  1. Fictitious expenses/amounts
  2. Appropriation of funds and invalid journal entries
  3. Donation arrangements
  4. RRSP strips
  5. Valuation misrepresentations
  6. SR&ED claims

At the time (the CRA’s stats dating to September 2011), only three of the 52 cases assessed by the CRA had proceeded through the Appeals Division to the Tax Court of Canada, and no appeals had yet been decided.  The first judgment of the Tax Court on section 163.2 was recently released on October 2, 2012 (Guindon v. The Queen, 2012 TCC 287).

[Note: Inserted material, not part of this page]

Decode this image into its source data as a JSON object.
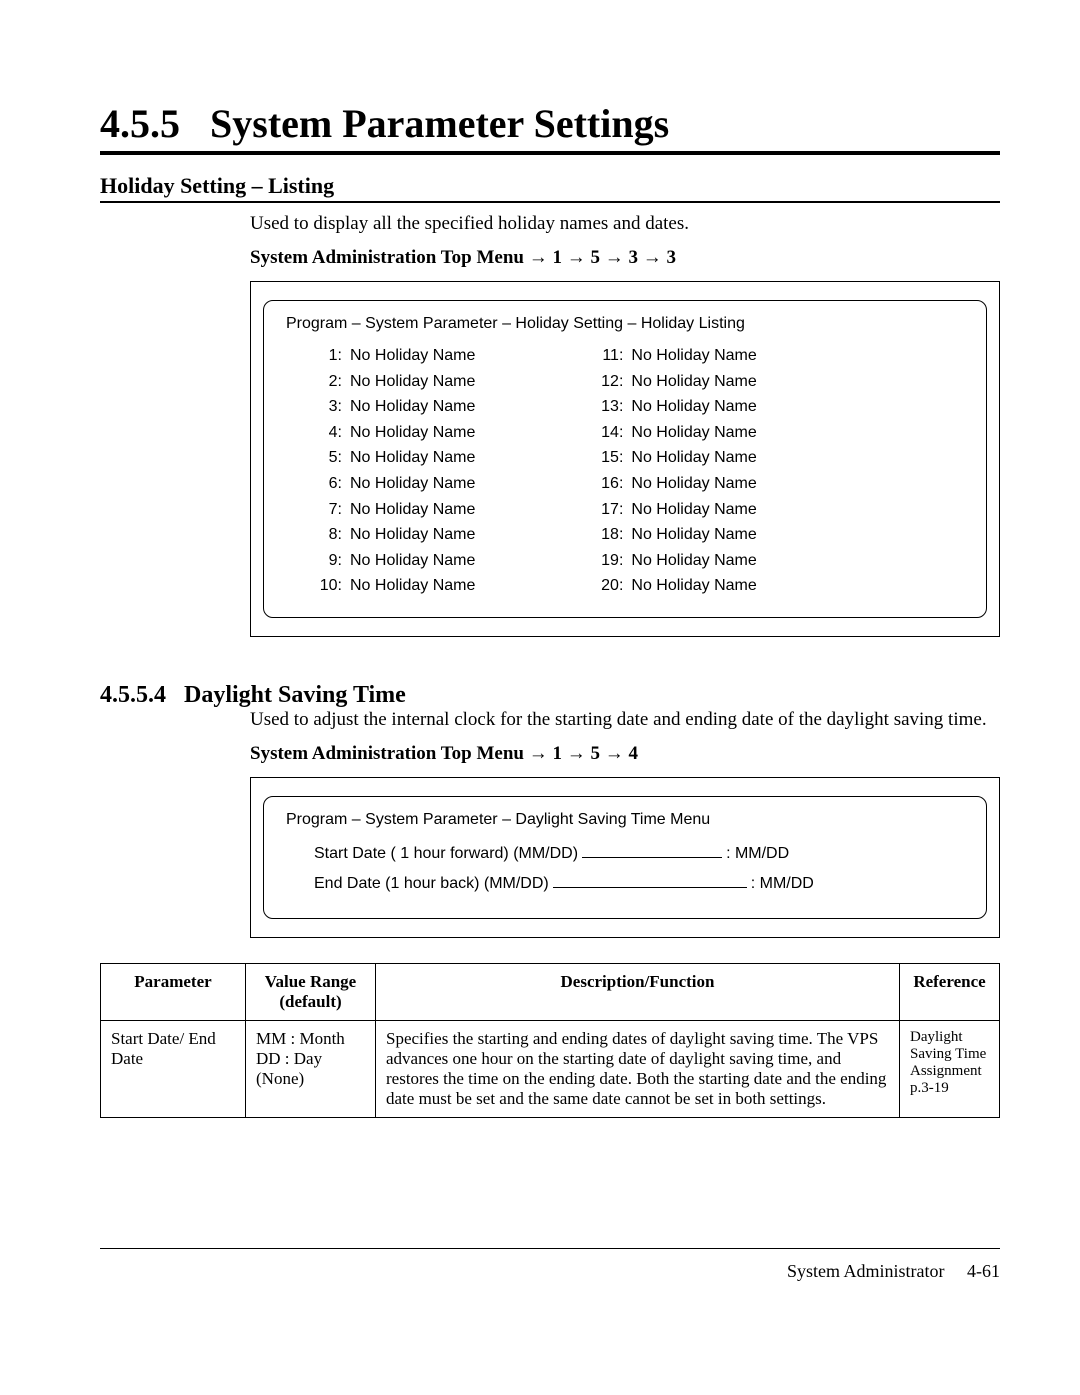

In Guindon, the court conducted a constitutional analysis of s.163.2 and concluded that the section should be considered as  criminal offence rather than a civil proceeding. Though the court did not elaborate, the court in Guindon acknowledged that this conclusion has “far-reaching consequences” in that the conclusion requires that Charter of Rights protections are engaged in s.163.2 proceedings.

The Guindon decision has far reaching consequences for those who may be subject to third party penalty proceedings.  More particularly professional advisors must give careful consideration to the decision before giving advice upon the defence against third party penalty proceedings.  To ensure that all available defences are used to object to these proceedings and to defend against the severe penalties that may flow from these proceedings, it is necessary to carefully determine which Charter of Rights protections are engaged and how best to advance a defence through those protections.